The Buckeye State has a long-standing tradition of celebrating roses. The Columbus Park of Roses is a 13-acre public park and rose garden that is home to over 12,000 roses. The park’s beauty and serenity make it a popular destination for visitors and locals alike. Ohioans also celebrate the rose through various festivals and events. The Cleveland Rose Society Rose Show is an annual competition to showcase the best roses in various categories.
At present, there are several rose societies in the state in affiliation with the American Rose Society. These are:
- Millstream Rose Society
- Forest City Rose Society
- Lancaster Rose Club
- Greater Cincinnati Rose Association
- Northeastern Ohio Rose Society
- Western Reserve Rose Society
- Toledo Rose Society
- Cleveland Rose Society
- Delaware Area Rose Society
In addition to its cultural significance, roses have also been used for medicinal and culinary purposes. The petals, hips, and leaves of roses are used to make tea, jam, and syrup. Roses are also used in cosmetics and perfumes due to their fragrant aroma.
Overall, the cultural significance of roses in Ohio is undeniable. From its rich horticultural heritage to its annual festivals and events, roses continue to be a beloved symbol of the Buckeye State.
In Ohio, rose cultivation has become an important part of the state’s economy, contributing significantly to the agricultural sector.
According to recent data from the Ohio Department of Agriculture, the rose industry in Ohio is worth millions of dollars annually. In Ohio, numerous rose farms and nurseries grow a wide variety of roses for commercial and personal use.
Rose cultivation in Ohio has created a number of jobs and continually generates good revenue. The industry provides employment opportunities to farmers, farm workers, and those involved in the processing and distribution of roses. Additionally, the sale of roses contributes to the overall revenue of the state’s agricultural sector.
In recent years, there has been an increasing demand for locally grown roses in Ohio. This has led to the growth of small-scale rose farms, which are able to provide high-quality, fresh roses to local markets. This trend has also resulted in an increase in the number of farmers’ markets and other local outlets that sell locally-grown roses.
Overall, the economic significance of rose cultivation in Ohio cannot be overstated. The industry provides employment opportunities, generates revenue, and contributes to the state’s overall economy. With the increasing demand for locally grown roses, the future of the rose industry in Ohio looks bright.
Artistic & Literary Influence
Ohio has a rich history of artistic and literary works that have been influenced by the rose.
The earliest depictions of roses in Ohio art can be traced back to the 1800s. During this time, artists began to incorporate the rose into their paintings and sculptures, often using it as a symbol of love and beauty. One of the most famous examples of this is the painting “Roses Lying on Gold Velvet” by Ohio artist Martin Johnson Heade. This painting is considered to be one of Heade’s most iconic works.

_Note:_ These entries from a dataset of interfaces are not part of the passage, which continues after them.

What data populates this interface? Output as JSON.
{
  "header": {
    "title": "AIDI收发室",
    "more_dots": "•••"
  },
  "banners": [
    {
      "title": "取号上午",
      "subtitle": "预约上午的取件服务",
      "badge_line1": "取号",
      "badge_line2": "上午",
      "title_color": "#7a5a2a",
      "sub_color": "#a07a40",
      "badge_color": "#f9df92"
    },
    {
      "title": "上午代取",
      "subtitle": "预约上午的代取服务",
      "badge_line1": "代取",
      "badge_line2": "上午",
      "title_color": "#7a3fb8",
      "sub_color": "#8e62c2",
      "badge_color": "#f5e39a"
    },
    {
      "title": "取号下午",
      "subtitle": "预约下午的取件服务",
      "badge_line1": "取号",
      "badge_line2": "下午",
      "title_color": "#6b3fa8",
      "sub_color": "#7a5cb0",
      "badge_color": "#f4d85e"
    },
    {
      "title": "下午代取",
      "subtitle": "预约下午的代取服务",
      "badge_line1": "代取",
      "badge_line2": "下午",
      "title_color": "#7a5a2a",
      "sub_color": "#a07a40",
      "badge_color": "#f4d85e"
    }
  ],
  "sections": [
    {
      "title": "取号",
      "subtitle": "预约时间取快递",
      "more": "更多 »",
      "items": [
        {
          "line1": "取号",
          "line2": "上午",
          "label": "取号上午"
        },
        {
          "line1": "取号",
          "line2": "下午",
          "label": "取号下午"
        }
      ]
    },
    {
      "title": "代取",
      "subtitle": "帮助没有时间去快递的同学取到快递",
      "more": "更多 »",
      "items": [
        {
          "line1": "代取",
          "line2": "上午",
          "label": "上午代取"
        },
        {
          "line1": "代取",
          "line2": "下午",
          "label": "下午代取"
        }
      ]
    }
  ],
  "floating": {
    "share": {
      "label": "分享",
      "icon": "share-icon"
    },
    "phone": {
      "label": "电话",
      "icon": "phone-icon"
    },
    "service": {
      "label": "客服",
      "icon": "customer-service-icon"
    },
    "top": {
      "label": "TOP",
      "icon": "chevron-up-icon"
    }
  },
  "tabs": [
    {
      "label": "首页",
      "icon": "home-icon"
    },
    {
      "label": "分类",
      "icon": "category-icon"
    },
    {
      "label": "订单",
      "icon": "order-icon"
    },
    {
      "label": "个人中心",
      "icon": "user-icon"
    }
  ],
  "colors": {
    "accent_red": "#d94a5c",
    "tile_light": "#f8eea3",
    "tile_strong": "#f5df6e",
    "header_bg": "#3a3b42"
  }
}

In 19th-century literature, writers like Harriet Beecher Stowe used the rose as a symbol of love and beauty in their works. For example, Stowe’s novel “The Tea Rose” mentions roses several times in her book.

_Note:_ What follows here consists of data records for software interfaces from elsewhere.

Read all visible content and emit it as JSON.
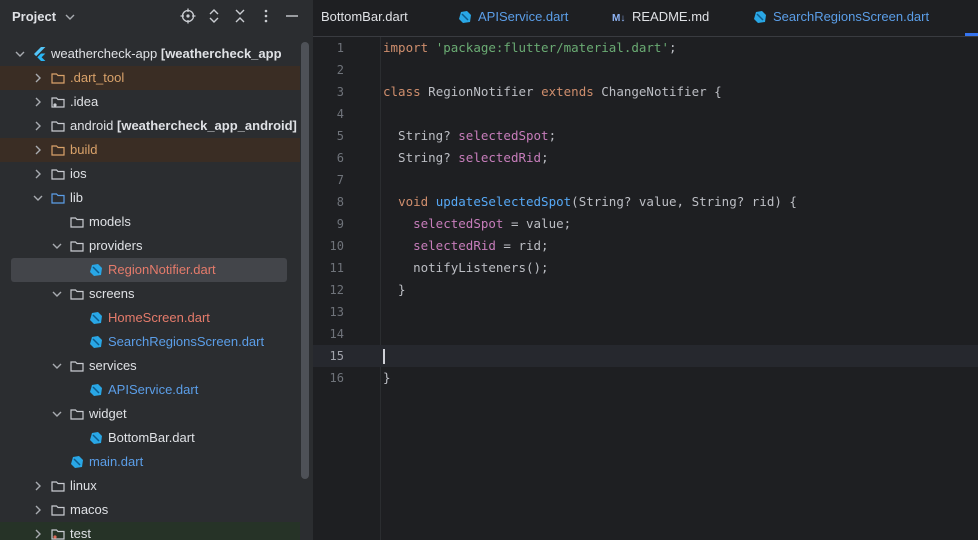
{
  "panel": {
    "title": "Project",
    "tree": [
      {
        "label": "weathercheck-app",
        "suffix": "[weathercheck_app",
        "icon": "flutter-icon",
        "expanded": true
      },
      {
        "label": ".dart_tool",
        "icon": "folder-icon",
        "expanded": false
      },
      {
        "label": ".idea",
        "icon": "folder-icon",
        "expanded": false
      },
      {
        "label": "android",
        "suffix": "[weathercheck_app_android]",
        "icon": "folder-icon",
        "expanded": false
      },
      {
        "label": "build",
        "icon": "folder-icon",
        "expanded": false
      },
      {
        "label": "ios",
        "icon": "folder-icon",
        "expanded": false
      },
      {
        "label": "lib",
        "icon": "folder-icon",
        "expanded": true
      },
      {
        "label": "models",
        "icon": "folder-icon"
      },
      {
        "label": "providers",
        "icon": "folder-icon",
        "expanded": true
      },
      {
        "label": "RegionNotifier.dart",
        "icon": "dart-icon"
      },
      {
        "label": "screens",
        "icon": "folder-icon",
        "expanded": true
      },
      {
        "label": "HomeScreen.dart",
        "icon": "dart-icon"
      },
      {
        "label": "SearchRegionsScreen.dart",
        "icon": "dart-icon"
      },
      {
        "label": "services",
        "icon": "folder-icon",
        "expanded": true
      },
      {
        "label": "APIService.dart",
        "icon": "dart-icon"
      },
      {
        "label": "widget",
        "icon": "folder-icon",
        "expanded": true
      },
      {
        "label": "BottomBar.dart",
        "icon": "dart-icon"
      },
      {
        "label": "main.dart",
        "icon": "dart-icon"
      },
      {
        "label": "linux",
        "icon": "folder-icon",
        "expanded": false
      },
      {
        "label": "macos",
        "icon": "folder-icon",
        "expanded": false
      },
      {
        "label": "test",
        "icon": "folder-icon",
        "expanded": false
      }
    ]
  },
  "tabs": [
    {
      "label": "BottomBar.dart"
    },
    {
      "label": "APIService.dart",
      "icon": "dart-icon"
    },
    {
      "label": "README.md",
      "icon": "markdown-icon",
      "icon_text": "M↓"
    },
    {
      "label": "SearchRegionsScreen.dart",
      "icon": "dart-icon"
    }
  ],
  "editor": {
    "current_line": 15,
    "lines": [
      {
        "num": "1",
        "tokens": [
          {
            "t": "kw",
            "v": "import"
          },
          {
            "t": "p",
            "v": " "
          },
          {
            "t": "str",
            "v": "'package:flutter/material.dart'"
          },
          {
            "t": "p",
            "v": ";"
          }
        ]
      },
      {
        "num": "2",
        "tokens": []
      },
      {
        "num": "3",
        "tokens": [
          {
            "t": "kw",
            "v": "class"
          },
          {
            "t": "p",
            "v": " RegionNotifier "
          },
          {
            "t": "kw",
            "v": "extends"
          },
          {
            "t": "p",
            "v": " ChangeNotifier {"
          }
        ]
      },
      {
        "num": "4",
        "tokens": []
      },
      {
        "num": "5",
        "tokens": [
          {
            "t": "p",
            "v": "  String? "
          },
          {
            "t": "fld",
            "v": "selectedSpot"
          },
          {
            "t": "p",
            "v": ";"
          }
        ]
      },
      {
        "num": "6",
        "tokens": [
          {
            "t": "p",
            "v": "  String? "
          },
          {
            "t": "fld",
            "v": "selectedRid"
          },
          {
            "t": "p",
            "v": ";"
          }
        ]
      },
      {
        "num": "7",
        "tokens": []
      },
      {
        "num": "8",
        "tokens": [
          {
            "t": "p",
            "v": "  "
          },
          {
            "t": "kw",
            "v": "void"
          },
          {
            "t": "p",
            "v": " "
          },
          {
            "t": "fn",
            "v": "updateSelectedSpot"
          },
          {
            "t": "p",
            "v": "(String? value, String? rid) {"
          }
        ]
      },
      {
        "num": "9",
        "tokens": [
          {
            "t": "p",
            "v": "    "
          },
          {
            "t": "fld",
            "v": "selectedSpot"
          },
          {
            "t": "p",
            "v": " = value;"
          }
        ]
      },
      {
        "num": "10",
        "tokens": [
          {
            "t": "p",
            "v": "    "
          },
          {
            "t": "fld",
            "v": "selectedRid"
          },
          {
            "t": "p",
            "v": " = rid;"
          }
        ]
      },
      {
        "num": "11",
        "tokens": [
          {
            "t": "p",
            "v": "    notifyListeners();"
          }
        ]
      },
      {
        "num": "12",
        "tokens": [
          {
            "t": "p",
            "v": "  }"
          }
        ]
      },
      {
        "num": "13",
        "tokens": []
      },
      {
        "num": "14",
        "tokens": []
      },
      {
        "num": "15",
        "tokens": []
      },
      {
        "num": "16",
        "tokens": [
          {
            "t": "p",
            "v": "}"
          }
        ]
      }
    ]
  },
  "colors": {
    "excluded_folder": "#d9a26a",
    "modified_file": "#e57b6b",
    "new_file": "#5b9ee8",
    "keyword": "#cf8e6d",
    "string": "#6aab73",
    "field": "#c77dbb",
    "function": "#56a8f5"
  }
}
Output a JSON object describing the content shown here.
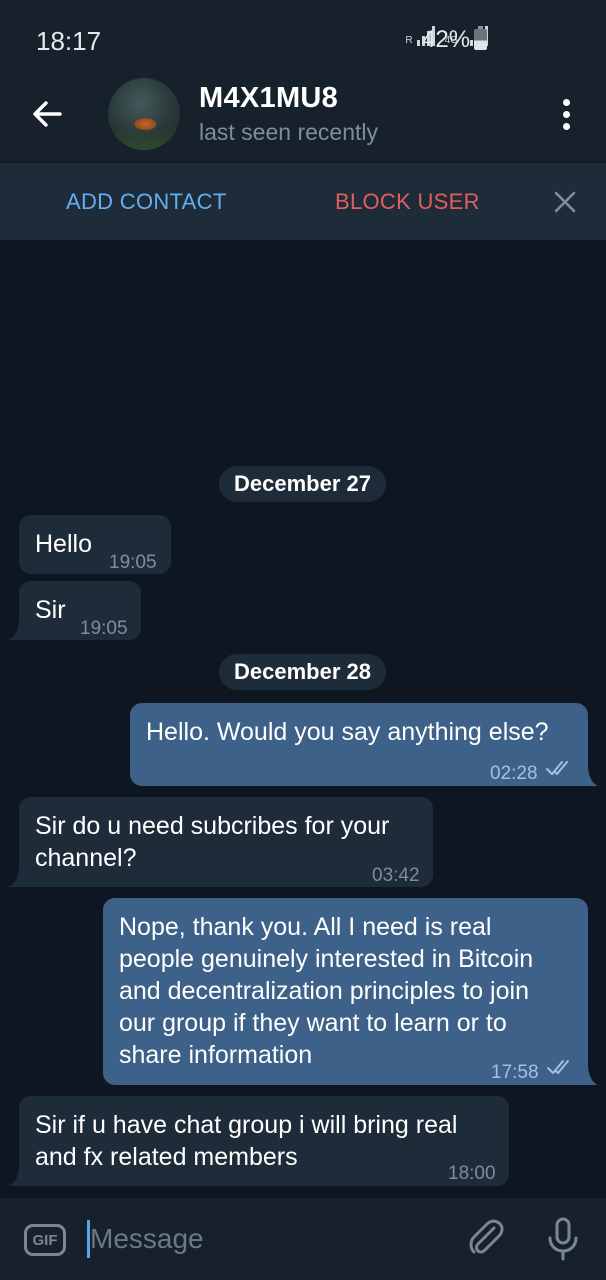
{
  "status_bar": {
    "time": "18:17",
    "network_label_1": "R",
    "network_label_2": "4G",
    "battery": "42%",
    "battery_level": 0.42
  },
  "header": {
    "back_icon": "arrow-left-icon",
    "name": "M4X1MU8",
    "status": "last seen recently",
    "menu_icon": "more-vertical-icon"
  },
  "action_bar": {
    "add_contact": "ADD CONTACT",
    "block_user": "BLOCK USER",
    "close_icon": "close-icon"
  },
  "chat": {
    "dates": [
      "December 27",
      "December 28"
    ],
    "messages": [
      {
        "direction": "in",
        "text": "Hello",
        "time": "19:05"
      },
      {
        "direction": "in",
        "text": "Sir",
        "time": "19:05"
      },
      {
        "direction": "out",
        "text": "Hello. Would you say anything else?",
        "time": "02:28",
        "read": true
      },
      {
        "direction": "in",
        "text": "Sir do u need subcribes for your\nchannel?",
        "time": "03:42"
      },
      {
        "direction": "out",
        "text": "Nope, thank you. All I need is real\npeople genuinely interested in Bitcoin\nand decentralization principles to join\nour group if they want to learn or to\nshare information",
        "time": "17:58",
        "read": true
      },
      {
        "direction": "in",
        "text": "Sir if u have chat group i will bring real\nand fx related members",
        "time": "18:00"
      }
    ]
  },
  "input_bar": {
    "gif_label": "GIF",
    "placeholder": "Message",
    "attach_icon": "paperclip-icon",
    "mic_icon": "microphone-icon"
  },
  "colors": {
    "background": "#0e1621",
    "header": "#17212b",
    "incoming_bubble": "#1e2c3a",
    "outgoing_bubble": "#3d6188",
    "accent_blue": "#62aef0",
    "danger_red": "#e25d5d"
  }
}
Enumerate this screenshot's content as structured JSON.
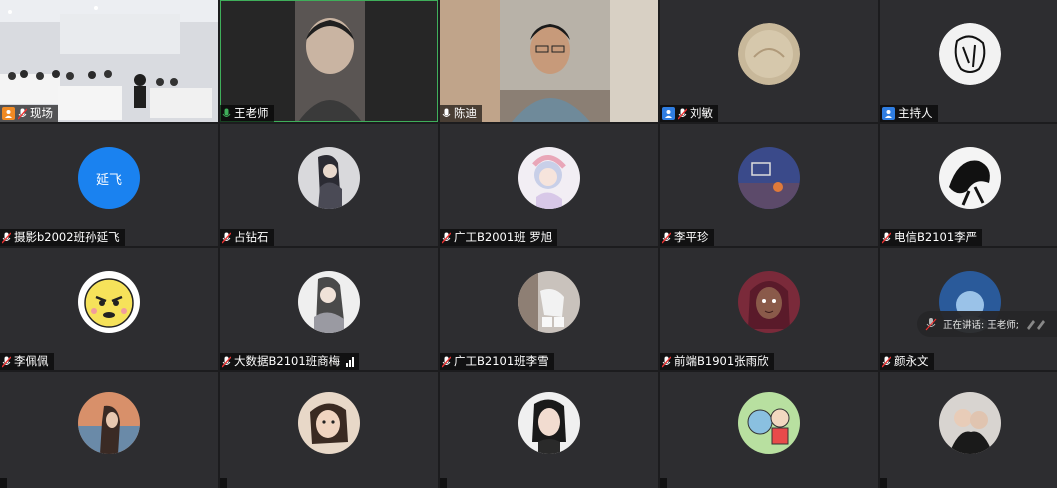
{
  "tiles": [
    {
      "name": "现场",
      "badge": "orange"
    },
    {
      "name": "王老师",
      "active": true
    },
    {
      "name": "陈迪"
    },
    {
      "name": "刘敏",
      "badge": "blue"
    },
    {
      "name": "主持人",
      "badge": "blue",
      "no_mic": true
    },
    {
      "name": "摄影b2002班孙延飞",
      "avatar_text": "延飞"
    },
    {
      "name": "占钻石"
    },
    {
      "name": "广工B2001班 罗旭"
    },
    {
      "name": "李平珍"
    },
    {
      "name": "电信B2101李严"
    },
    {
      "name": "李佩佩"
    },
    {
      "name": "大数据B2101班商梅",
      "signal": true
    },
    {
      "name": "广工B2101班李雪"
    },
    {
      "name": "前端B1901张雨欣"
    },
    {
      "name": "颜永文"
    },
    {
      "name": ""
    },
    {
      "name": ""
    },
    {
      "name": ""
    },
    {
      "name": ""
    },
    {
      "name": ""
    }
  ],
  "speaking_indicator": "正在讲话: 王老师;",
  "colors": {
    "active_border": "#3fae5a",
    "badge_orange": "#f08a24",
    "badge_blue": "#2f7de1",
    "avatar_blue": "#1a82f0"
  }
}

Finally, the rose has been a popular subject in Ohio poetry. Many Ohio poets, such as Paul Laurence Dunbar and Mary Oliver, have written poems about the rose, using it as a symbol of love, beauty, and passion. For example, in Dunbar’s poem, “She Gave Me a Rose,” the flower is used to symbolize love. On the other hand, in Oliver’s poem “When the Roses Speak, I Pay Attention,” the flower is used to symbolize life and death.

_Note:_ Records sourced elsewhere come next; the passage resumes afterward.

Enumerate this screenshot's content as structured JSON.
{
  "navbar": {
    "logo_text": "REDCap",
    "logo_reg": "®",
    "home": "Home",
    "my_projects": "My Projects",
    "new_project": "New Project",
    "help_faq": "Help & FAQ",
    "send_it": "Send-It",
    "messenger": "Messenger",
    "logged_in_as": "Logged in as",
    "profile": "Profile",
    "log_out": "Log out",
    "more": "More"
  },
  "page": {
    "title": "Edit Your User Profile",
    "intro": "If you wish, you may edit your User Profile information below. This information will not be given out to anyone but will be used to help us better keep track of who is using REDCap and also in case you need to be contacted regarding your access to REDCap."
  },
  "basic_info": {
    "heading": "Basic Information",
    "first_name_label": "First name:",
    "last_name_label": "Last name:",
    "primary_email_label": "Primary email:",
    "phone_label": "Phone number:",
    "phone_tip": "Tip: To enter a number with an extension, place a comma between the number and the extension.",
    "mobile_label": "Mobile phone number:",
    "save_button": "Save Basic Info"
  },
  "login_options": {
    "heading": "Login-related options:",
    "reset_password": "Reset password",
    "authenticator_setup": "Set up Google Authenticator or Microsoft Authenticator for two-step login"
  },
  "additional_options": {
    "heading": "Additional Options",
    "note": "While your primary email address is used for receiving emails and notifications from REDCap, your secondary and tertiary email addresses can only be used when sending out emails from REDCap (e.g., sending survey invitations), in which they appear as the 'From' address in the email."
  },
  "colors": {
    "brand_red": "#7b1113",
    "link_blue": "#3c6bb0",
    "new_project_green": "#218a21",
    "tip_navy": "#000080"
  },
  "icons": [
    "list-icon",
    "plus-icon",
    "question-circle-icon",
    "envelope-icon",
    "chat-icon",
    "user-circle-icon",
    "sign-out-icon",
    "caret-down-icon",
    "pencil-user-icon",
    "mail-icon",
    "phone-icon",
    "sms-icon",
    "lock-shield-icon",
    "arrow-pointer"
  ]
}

Overall, the rose has had a significant influence on Ohio art and literature and continues to be a popular symbol in creative works across the state.